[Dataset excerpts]
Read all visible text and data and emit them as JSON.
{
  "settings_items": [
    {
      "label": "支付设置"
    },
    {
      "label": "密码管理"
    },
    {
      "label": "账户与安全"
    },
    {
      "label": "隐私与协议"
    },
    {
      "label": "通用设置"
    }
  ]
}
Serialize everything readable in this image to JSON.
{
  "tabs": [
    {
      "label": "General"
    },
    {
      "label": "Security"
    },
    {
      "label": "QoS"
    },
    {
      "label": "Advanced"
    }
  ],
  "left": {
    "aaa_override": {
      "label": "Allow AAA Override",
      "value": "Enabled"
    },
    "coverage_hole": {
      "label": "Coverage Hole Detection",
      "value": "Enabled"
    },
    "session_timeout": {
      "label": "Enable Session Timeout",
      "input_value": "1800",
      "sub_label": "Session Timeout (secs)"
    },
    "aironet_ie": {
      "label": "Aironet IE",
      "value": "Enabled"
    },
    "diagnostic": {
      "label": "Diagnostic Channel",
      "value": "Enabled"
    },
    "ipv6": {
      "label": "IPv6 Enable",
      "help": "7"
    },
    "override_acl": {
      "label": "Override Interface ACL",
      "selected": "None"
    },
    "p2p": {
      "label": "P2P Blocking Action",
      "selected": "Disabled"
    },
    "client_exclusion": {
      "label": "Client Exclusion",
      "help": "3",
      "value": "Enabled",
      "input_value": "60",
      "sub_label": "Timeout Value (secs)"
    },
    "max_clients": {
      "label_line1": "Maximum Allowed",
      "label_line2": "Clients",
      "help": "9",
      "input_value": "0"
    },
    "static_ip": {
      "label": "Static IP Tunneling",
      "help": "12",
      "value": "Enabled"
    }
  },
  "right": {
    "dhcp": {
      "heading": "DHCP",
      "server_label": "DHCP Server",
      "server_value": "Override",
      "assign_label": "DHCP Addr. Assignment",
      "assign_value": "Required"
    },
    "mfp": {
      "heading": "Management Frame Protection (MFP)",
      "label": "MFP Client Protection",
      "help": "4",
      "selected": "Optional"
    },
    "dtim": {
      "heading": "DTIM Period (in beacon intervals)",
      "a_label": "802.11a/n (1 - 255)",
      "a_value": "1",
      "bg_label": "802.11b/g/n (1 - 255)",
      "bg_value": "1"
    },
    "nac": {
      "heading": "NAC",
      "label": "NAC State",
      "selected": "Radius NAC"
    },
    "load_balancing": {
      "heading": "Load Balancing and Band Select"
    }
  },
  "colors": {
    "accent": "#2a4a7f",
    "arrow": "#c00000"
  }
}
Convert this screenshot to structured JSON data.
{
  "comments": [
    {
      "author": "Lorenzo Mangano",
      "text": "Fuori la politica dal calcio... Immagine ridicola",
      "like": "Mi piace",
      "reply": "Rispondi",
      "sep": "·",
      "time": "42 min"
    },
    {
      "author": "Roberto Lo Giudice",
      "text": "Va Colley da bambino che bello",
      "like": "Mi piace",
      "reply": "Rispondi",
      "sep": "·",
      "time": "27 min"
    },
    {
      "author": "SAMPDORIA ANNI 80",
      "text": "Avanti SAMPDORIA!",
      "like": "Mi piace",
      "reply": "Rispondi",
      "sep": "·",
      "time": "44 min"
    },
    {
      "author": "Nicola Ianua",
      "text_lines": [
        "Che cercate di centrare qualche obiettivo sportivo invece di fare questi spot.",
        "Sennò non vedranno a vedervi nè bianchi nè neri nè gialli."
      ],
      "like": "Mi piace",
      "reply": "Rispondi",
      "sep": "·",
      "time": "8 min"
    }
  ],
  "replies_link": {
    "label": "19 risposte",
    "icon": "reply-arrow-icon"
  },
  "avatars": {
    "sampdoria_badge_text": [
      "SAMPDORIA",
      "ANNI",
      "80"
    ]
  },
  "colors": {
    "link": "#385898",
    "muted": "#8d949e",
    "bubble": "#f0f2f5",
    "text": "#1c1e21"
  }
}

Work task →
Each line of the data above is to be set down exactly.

Exercise response →
Read all visible text and data and emit them as JSON.
{
  "settings_items": [
    {
      "label": "支付设置"
    },
    {
      "label": "密码管理"
    },
    {
      "label": "账户与安全"
    },
    {
      "label": "隐私与协议"
    },
    {
      "label": "通用设置"
    }
  ]
}
Serialize everything readable in this image to JSON.
{
  "tabs": [
    {
      "label": "General"
    },
    {
      "label": "Security"
    },
    {
      "label": "QoS"
    },
    {
      "label": "Advanced"
    }
  ],
  "left": {
    "aaa_override": {
      "label": "Allow AAA Override",
      "value": "Enabled"
    },
    "coverage_hole": {
      "label": "Coverage Hole Detection",
      "value": "Enabled"
    },
    "session_timeout": {
      "label": "Enable Session Timeout",
      "input_value": "1800",
      "sub_label": "Session Timeout (secs)"
    },
    "aironet_ie": {
      "label": "Aironet IE",
      "value": "Enabled"
    },
    "diagnostic": {
      "label": "Diagnostic Channel",
      "value": "Enabled"
    },
    "ipv6": {
      "label": "IPv6 Enable",
      "help": "7"
    },
    "override_acl": {
      "label": "Override Interface ACL",
      "selected": "None"
    },
    "p2p": {
      "label": "P2P Blocking Action",
      "selected": "Disabled"
    },
    "client_exclusion": {
      "label": "Client Exclusion",
      "help": "3",
      "value": "Enabled",
      "input_value": "60",
      "sub_label": "Timeout Value (secs)"
    },
    "max_clients": {
      "label_line1": "Maximum Allowed",
      "label_line2": "Clients",
      "help": "9",
      "input_value": "0"
    },
    "static_ip": {
      "label": "Static IP Tunneling",
      "help": "12",
      "value": "Enabled"
    }
  },
  "right": {
    "dhcp": {
      "heading": "DHCP",
      "server_label": "DHCP Server",
      "server_value": "Override",
      "assign_label": "DHCP Addr. Assignment",
      "assign_value": "Required"
    },
    "mfp": {
      "heading": "Management Frame Protection (MFP)",
      "label": "MFP Client Protection",
      "help": "4",
      "selected": "Optional"
    },
    "dtim": {
      "heading": "DTIM Period (in beacon intervals)",
      "a_label": "802.11a/n (1 - 255)",
      "a_value": "1",
      "bg_label": "802.11b/g/n (1 - 255)",
      "bg_value": "1"
    },
    "nac": {
      "heading": "NAC",
      "label": "NAC State",
      "selected": "Radius NAC"
    },
    "load_balancing": {
      "heading": "Load Balancing and Band Select"
    }
  },
  "colors": {
    "accent": "#2a4a7f",
    "arrow": "#c00000"
  }
}
Convert this screenshot to structured JSON data.
{
  "comments": [
    {
      "author": "Lorenzo Mangano",
      "text": "Fuori la politica dal calcio... Immagine ridicola",
      "like": "Mi piace",
      "reply": "Rispondi",
      "sep": "·",
      "time": "42 min"
    },
    {
      "author": "Roberto Lo Giudice",
      "text": "Va Colley da bambino che bello",
      "like": "Mi piace",
      "reply": "Rispondi",
      "sep": "·",
      "time": "27 min"
    },
    {
      "author": "SAMPDORIA ANNI 80",
      "text": "Avanti SAMPDORIA!",
      "like": "Mi piace",
      "reply": "Rispondi",
      "sep": "·",
      "time": "44 min"
    },
    {
      "author": "Nicola Ianua",
      "text_lines": [
        "Che cercate di centrare qualche obiettivo sportivo invece di fare questi spot.",
        "Sennò non vedranno a vedervi nè bianchi nè neri nè gialli."
      ],
      "like": "Mi piace",
      "reply": "Rispondi",
      "sep": "·",
      "time": "8 min"
    }
  ],
  "replies_link": {
    "label": "19 risposte",
    "icon": "reply-arrow-icon"
  },
  "avatars": {
    "sampdoria_badge_text": [
      "SAMPDORIA",
      "ANNI",
      "80"
    ]
  },
  "colors": {
    "link": "#385898",
    "muted": "#8d949e",
    "bubble": "#f0f2f5",
    "text": "#1c1e21"
  }
}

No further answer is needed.